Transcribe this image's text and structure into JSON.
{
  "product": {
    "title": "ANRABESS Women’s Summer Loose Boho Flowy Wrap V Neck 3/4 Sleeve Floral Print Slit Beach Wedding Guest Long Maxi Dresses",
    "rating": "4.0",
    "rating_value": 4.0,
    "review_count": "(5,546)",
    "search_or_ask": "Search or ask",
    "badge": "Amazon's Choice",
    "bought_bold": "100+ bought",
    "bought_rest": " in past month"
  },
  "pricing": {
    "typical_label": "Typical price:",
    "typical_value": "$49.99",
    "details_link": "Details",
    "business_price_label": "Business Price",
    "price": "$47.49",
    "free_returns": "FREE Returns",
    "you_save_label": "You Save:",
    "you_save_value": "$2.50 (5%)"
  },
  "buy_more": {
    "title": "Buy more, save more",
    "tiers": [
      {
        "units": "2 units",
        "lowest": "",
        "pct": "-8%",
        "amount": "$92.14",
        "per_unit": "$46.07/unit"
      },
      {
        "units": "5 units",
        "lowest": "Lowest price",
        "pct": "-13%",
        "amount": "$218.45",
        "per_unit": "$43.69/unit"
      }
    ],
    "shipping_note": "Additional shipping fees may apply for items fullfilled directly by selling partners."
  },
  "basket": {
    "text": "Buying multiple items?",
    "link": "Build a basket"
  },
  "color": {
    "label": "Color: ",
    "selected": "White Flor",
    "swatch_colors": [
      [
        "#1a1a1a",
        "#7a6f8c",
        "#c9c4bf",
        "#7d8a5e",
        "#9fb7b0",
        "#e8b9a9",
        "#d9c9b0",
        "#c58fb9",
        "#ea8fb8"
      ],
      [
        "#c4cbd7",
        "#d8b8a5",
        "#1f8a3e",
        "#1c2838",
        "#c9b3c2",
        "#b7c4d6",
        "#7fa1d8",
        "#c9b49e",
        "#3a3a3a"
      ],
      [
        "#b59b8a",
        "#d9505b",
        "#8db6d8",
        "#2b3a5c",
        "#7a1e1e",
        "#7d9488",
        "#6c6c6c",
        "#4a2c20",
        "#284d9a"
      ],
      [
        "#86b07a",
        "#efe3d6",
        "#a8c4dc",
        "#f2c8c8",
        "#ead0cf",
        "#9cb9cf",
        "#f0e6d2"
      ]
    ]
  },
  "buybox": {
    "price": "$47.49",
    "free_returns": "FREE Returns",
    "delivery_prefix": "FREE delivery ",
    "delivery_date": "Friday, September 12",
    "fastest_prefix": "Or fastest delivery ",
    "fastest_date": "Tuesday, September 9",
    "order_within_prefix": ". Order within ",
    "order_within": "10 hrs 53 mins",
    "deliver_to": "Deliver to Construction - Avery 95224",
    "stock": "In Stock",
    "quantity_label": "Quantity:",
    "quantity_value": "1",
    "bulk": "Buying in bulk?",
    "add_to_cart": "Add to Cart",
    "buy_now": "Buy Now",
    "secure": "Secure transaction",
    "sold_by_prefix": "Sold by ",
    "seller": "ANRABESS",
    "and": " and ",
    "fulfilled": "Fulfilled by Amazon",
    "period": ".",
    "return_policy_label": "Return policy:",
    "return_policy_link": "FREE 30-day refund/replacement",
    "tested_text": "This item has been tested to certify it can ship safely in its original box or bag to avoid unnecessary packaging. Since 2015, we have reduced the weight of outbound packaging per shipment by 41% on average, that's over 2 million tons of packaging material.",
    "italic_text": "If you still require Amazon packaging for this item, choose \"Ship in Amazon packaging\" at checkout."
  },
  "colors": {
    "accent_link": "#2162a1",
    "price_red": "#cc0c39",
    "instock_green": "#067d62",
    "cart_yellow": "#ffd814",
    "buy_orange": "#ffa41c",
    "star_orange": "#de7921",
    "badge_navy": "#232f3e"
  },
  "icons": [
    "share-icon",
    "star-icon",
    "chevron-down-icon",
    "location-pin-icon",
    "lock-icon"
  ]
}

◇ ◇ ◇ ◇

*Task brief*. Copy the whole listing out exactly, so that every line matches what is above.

*Solution for this task*.
Transcribe this image's text and structure into JSON.
{
  "product": {
    "title": "ANRABESS Women’s Summer Loose Boho Flowy Wrap V Neck 3/4 Sleeve Floral Print Slit Beach Wedding Guest Long Maxi Dresses",
    "rating": "4.0",
    "rating_value": 4.0,
    "review_count": "(5,546)",
    "search_or_ask": "Search or ask",
    "badge": "Amazon's Choice",
    "bought_bold": "100+ bought",
    "bought_rest": " in past month"
  },
  "pricing": {
    "typical_label": "Typical price:",
    "typical_value": "$49.99",
    "details_link": "Details",
    "business_price_label": "Business Price",
    "price": "$47.49",
    "free_returns": "FREE Returns",
    "you_save_label": "You Save:",
    "you_save_value": "$2.50 (5%)"
  },
  "buy_more": {
    "title": "Buy more, save more",
    "tiers": [
      {
        "units": "2 units",
        "lowest": "",
        "pct": "-8%",
        "amount": "$92.14",
        "per_unit": "$46.07/unit"
      },
      {
        "units": "5 units",
        "lowest": "Lowest price",
        "pct": "-13%",
        "amount": "$218.45",
        "per_unit": "$43.69/unit"
      }
    ],
    "shipping_note": "Additional shipping fees may apply for items fullfilled directly by selling partners."
  },
  "basket": {
    "text": "Buying multiple items?",
    "link": "Build a basket"
  },
  "color": {
    "label": "Color: ",
    "selected": "White Flor",
    "swatch_colors": [
      [
        "#1a1a1a",
        "#7a6f8c",
        "#c9c4bf",
        "#7d8a5e",
        "#9fb7b0",
        "#e8b9a9",
        "#d9c9b0",
        "#c58fb9",
        "#ea8fb8"
      ],
      [
        "#c4cbd7",
        "#d8b8a5",
        "#1f8a3e",
        "#1c2838",
        "#c9b3c2",
        "#b7c4d6",
        "#7fa1d8",
        "#c9b49e",
        "#3a3a3a"
      ],
      [
        "#b59b8a",
        "#d9505b",
        "#8db6d8",
        "#2b3a5c",
        "#7a1e1e",
        "#7d9488",
        "#6c6c6c",
        "#4a2c20",
        "#284d9a"
      ],
      [
        "#86b07a",
        "#efe3d6",
        "#a8c4dc",
        "#f2c8c8",
        "#ead0cf",
        "#9cb9cf",
        "#f0e6d2"
      ]
    ]
  },
  "buybox": {
    "price": "$47.49",
    "free_returns": "FREE Returns",
    "delivery_prefix": "FREE delivery ",
    "delivery_date": "Friday, September 12",
    "fastest_prefix": "Or fastest delivery ",
    "fastest_date": "Tuesday, September 9",
    "order_within_prefix": ". Order within ",
    "order_within": "10 hrs 53 mins",
    "deliver_to": "Deliver to Construction - Avery 95224",
    "stock": "In Stock",
    "quantity_label": "Quantity:",
    "quantity_value": "1",
    "bulk": "Buying in bulk?",
    "add_to_cart": "Add to Cart",
    "buy_now": "Buy Now",
    "secure": "Secure transaction",
    "sold_by_prefix": "Sold by ",
    "seller": "ANRABESS",
    "and": " and ",
    "fulfilled": "Fulfilled by Amazon",
    "period": ".",
    "return_policy_label": "Return policy:",
    "return_policy_link": "FREE 30-day refund/replacement",
    "tested_text": "This item has been tested to certify it can ship safely in its original box or bag to avoid unnecessary packaging. Since 2015, we have reduced the weight of outbound packaging per shipment by 41% on average, that's over 2 million tons of packaging material.",
    "italic_text": "If you still require Amazon packaging for this item, choose \"Ship in Amazon packaging\" at checkout."
  },
  "colors": {
    "accent_link": "#2162a1",
    "price_red": "#cc0c39",
    "instock_green": "#067d62",
    "cart_yellow": "#ffd814",
    "buy_orange": "#ffa41c",
    "star_orange": "#de7921",
    "badge_navy": "#232f3e"
  },
  "icons": [
    "share-icon",
    "star-icon",
    "chevron-down-icon",
    "location-pin-icon",
    "lock-icon"
  ]
}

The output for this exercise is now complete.